Roblyn Brand arrived in Botetourt approximately 20 years ago after living in Roanoke. She’s a central Pennsylvania native who has always had an interest in American history. Brand is the acting website manager for BCHS. She currently works in information technology as a project manager and developer for Hypergen, Inc.
Her family’s history dates back to the same area where she grew up prior to the Revolutionary War. She currently lives with her husband, Harry, in Blue Ridge.
“I’ve always been involved in history,” Brand said in a recent interview. “When I moved to Roanoke 35 years ago, I would drive past Botetourt on my way home to Philadelphia and had absolutely no idea of the incredible history of Botetourt County.

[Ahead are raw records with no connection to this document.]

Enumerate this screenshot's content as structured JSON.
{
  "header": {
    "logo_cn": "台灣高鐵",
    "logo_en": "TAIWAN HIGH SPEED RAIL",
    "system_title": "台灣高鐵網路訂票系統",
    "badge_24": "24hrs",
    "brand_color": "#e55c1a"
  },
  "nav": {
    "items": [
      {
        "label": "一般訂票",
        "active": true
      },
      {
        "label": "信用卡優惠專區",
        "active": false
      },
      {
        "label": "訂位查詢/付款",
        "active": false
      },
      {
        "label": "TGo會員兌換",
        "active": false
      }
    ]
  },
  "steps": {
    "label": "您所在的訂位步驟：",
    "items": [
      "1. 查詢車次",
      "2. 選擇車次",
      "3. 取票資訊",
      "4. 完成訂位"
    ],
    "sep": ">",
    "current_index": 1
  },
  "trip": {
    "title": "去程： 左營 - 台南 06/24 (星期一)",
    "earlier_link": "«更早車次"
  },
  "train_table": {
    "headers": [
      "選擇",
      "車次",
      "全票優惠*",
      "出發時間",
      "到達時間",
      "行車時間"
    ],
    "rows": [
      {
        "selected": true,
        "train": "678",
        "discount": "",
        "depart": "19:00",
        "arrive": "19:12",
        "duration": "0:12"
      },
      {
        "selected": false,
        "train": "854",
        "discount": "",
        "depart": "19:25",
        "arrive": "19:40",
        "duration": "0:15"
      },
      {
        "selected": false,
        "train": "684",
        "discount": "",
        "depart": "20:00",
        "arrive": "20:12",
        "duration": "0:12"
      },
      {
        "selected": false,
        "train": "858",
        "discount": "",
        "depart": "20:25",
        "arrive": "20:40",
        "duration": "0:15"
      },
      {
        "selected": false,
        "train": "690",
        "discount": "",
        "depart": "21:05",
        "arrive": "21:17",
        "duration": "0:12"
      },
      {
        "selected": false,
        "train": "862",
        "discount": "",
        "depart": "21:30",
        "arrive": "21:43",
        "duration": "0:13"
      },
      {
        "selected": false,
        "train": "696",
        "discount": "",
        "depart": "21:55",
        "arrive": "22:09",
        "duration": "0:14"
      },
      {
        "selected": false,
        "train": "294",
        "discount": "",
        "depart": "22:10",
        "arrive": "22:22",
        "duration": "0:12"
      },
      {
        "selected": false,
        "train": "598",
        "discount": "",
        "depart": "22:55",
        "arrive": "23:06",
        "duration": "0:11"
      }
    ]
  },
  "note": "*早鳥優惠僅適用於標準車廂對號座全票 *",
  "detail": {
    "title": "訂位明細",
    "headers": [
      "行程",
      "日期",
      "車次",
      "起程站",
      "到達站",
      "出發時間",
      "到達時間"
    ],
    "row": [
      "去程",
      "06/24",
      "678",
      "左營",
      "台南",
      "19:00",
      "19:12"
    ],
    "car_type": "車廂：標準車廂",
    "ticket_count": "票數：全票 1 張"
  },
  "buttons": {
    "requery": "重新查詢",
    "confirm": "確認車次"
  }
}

I just basically kind of ignored it. When I moved to Botetourt, I wanted to get more involved in the county to meet people. I joined several local organization to meet people.”
BCHS and the Botetourt County Daughters of the American Revolution (DAR) were two local organizations Brand joined; the latter being the organization that led her to becoming a volunteer at the Botetourt County Museum of History & Culture.
Brand was impressed about the original size of the county stretching to the Mississippi River and the role Botetourt played during the Revolutionary War.
“Because of my involvement with BCHS, I became involved with Greenfield and I’m on the Botetourt-Greenfield Advisory Committee,” Brand continued. “That has also been of interest to me in terms of exploring the history of the county and making the stories available to people. I think what I like most about history is exploring the stories of individual people. Because of the collection we have in the Genealogy Room and some of the artifacts we have, I just think that it helps tell the stories of the families that lived here in the county.”
Other interesting features Brand enjoys in the museum include the visual of the mannequin on display in the witness stand on trail for being “loud of mouth,” the information about Lewis & Clark, and information about the families that made up early Botetourt County. Brand became fascinated with Botetourt’s historical connections to America and continues learning through as a docent at the museum.
“When my husband and I docent on Sundays in conjunction with other members through the DAR, we like to sit and read some of the books there,” Brand mentioned. “I never knew that Eagle Rock was such a happening place, or that Iron Gate was a destination point at one time, or all of the hotels that used to be here.”
Brand enjoys her time spent as a docent. The “team effort” between docents and their respective interests leads them to discover new things about the county regularly.
“Especially with moving from the old location to the new location, we’ve been able to rediscover some artifacts that we had and discover some we didn’t know we had,” Brand explained. “There was an added excitement (during the move as we rediscovered stored artifacts). We have a director in Lynsey Allie who has great ideas to keep us moving forward into the future.”
To learn more about the Botetourt County Historical Society & Museum, visit bothistsoc.wordpress.com. The museum is located at 26 East Main Street in Fincastle and is open to the public Monday through Saturday from 10 a.m. to 2 p.m. and on Sundays from 2 p.m. until 4 p.m.